Unciphered CEO still hopeful for chance to unlock $230M in bitcoin
The CEO of a crypto recovery firm that claims to hold the secret to recovering more than $230 million in locked bitcoin says the company is still hoping to persuade its reluctant owner to accept its offer.
The crypto in question is allegedly stored on a ‘military-grade’ IronKey hard drive and is currently locked away in a Swiss vault. This type of drive gives users just 10 password attempts before self-destructing and rendering anything stored on it lost forever.
The drive’s owner, Swiss crypto entrepreneur Stefan Thomas, has reportedly used up eight of these attempts. However, despite Seattle-based Unciphered saying it has cracked drives similar to this one in mere hours, Thomas has turned down its offer of help due to him already having a number of ‘handshake deals’ with other specialists.
Unciphered CEO Eric Michaud spoke to Protos about the offer and how, despite receiving no response from an open letter to Thomas, it hopes to persuade him to trust its technology.
“We’ve done a great deal of work to crack the IronKey, and even more so to make the attack replicable and safe,” said Michaud. “So, when Stefan didn’t match our enthusiasm it was a disappointment.
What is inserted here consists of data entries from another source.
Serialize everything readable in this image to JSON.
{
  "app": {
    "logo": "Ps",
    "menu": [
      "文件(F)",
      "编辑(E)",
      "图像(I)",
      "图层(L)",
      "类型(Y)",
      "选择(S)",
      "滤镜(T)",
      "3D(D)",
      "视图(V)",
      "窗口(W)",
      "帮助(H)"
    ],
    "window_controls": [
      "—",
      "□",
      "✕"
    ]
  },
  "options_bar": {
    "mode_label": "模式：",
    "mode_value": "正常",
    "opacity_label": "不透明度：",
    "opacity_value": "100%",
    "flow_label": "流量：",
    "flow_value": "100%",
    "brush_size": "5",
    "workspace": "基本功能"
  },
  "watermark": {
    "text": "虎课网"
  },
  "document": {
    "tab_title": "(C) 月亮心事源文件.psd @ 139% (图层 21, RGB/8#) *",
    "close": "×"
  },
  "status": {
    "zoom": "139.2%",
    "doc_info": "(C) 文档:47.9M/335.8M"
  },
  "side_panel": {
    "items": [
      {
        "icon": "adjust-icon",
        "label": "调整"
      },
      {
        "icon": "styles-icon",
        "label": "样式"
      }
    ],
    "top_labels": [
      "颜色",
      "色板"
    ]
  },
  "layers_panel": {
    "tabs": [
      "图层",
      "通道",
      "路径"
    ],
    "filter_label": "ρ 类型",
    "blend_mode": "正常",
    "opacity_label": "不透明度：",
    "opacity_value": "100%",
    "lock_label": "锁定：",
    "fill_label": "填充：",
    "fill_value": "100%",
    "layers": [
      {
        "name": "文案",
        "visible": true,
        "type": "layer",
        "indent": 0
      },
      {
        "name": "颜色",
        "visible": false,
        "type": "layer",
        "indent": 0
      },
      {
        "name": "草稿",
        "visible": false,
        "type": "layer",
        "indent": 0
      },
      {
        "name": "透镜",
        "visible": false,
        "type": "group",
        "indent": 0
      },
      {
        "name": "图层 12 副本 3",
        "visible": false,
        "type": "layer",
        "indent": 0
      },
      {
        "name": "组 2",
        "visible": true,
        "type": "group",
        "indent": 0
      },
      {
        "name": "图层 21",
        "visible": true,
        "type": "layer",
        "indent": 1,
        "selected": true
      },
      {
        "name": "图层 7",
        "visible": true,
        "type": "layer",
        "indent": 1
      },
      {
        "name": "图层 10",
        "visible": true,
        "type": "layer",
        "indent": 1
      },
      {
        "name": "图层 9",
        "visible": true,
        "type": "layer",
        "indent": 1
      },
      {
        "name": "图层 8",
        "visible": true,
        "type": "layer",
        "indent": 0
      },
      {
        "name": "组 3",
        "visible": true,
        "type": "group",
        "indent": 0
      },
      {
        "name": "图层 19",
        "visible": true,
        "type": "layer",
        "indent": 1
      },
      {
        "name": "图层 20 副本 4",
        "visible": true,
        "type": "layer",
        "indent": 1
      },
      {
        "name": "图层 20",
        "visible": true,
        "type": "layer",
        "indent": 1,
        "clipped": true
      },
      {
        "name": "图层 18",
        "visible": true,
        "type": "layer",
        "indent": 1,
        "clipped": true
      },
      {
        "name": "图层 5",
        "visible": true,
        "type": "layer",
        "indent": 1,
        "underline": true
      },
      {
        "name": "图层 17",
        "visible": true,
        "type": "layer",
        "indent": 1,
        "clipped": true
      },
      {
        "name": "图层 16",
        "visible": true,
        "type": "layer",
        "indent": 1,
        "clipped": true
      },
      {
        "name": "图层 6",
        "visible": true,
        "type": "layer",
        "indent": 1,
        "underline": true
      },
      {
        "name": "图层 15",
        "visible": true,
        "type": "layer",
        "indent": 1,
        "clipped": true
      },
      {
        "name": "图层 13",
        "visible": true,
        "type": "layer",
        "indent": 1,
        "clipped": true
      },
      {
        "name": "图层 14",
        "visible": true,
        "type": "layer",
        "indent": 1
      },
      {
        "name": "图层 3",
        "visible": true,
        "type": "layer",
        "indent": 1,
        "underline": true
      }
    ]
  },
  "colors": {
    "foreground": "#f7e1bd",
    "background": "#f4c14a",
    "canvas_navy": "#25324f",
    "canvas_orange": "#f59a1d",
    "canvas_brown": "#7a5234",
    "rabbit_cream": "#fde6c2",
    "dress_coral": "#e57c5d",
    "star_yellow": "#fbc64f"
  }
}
We’re still hopeful he’ll come around. We’re excited to help him.”
According to Michaud, after nearly eight months of research, his company is incredibly confident that it can crack the drive. He also believes that it’s not too late for Thomas to change his mind about who he wants to retrieve his locked fortune.
“We’ve spent a great deal of time and energy building this attack specifically for his IronKey, and have done so in such a way that we’re extremely confident in both the process and the outcome,” he said.
“Stefan hasn’t hired anybody yet. He has two ‘handshake deals’ with two teams – both of which we’ve been in touch with – and there has been little or no work done.
“He should trust us because we’ve cracked multiple IronKeys.”
Startup says it can access $235M in locked bitcoin — but owner says ‘no thanks’
Unciphered has cracked some of the most popular crypto wallets
As detailed by Michaud, in addition to cracking multiple IronKeys, his company has also helped clients retrieve previously inaccessible crypto from a number of other well-known types of drives.
“The research and development that’s gone into cracking the IronKey was a result of the same expertise that led to us cracking the Trezor T and OneKey wallets, as well as other wallets we haven’t disclosed,” he says.
“We’re a team of advanced cryptographers, mathematicians, data science and cybersecurity professionals, and our business is getting people back into their devices – which requires being able to crack a range of different drives.”
According to Michaud, so far, the reaction from the crypto industry at large has been “pretty positive.”
“Obviously, nobody wants thousands of BTC dumped onto the market,” he told Protos, “but it’s important to recognize that this is thousands of bitcoin currently out of the system.
“Every cryptocurrency holder should be able to transact with (or at least have access to) their crypto. Mistakes happen. People forget passwords. Cryptocurrency security is a double-edged sword, and we want to make sure that everybody — and we KYC to make sure that they’re the actual owner — has access to their funds.”
Protos also reached out to Stefan to discover more about his current ‘handshake deals’ and to find out if he has any plans to work with Unciphered in the future. However, we were told that “in order to protect the safety and privacy of everyone involved in the recovery effort, I am unable to comment publicly until after the recovery is done.”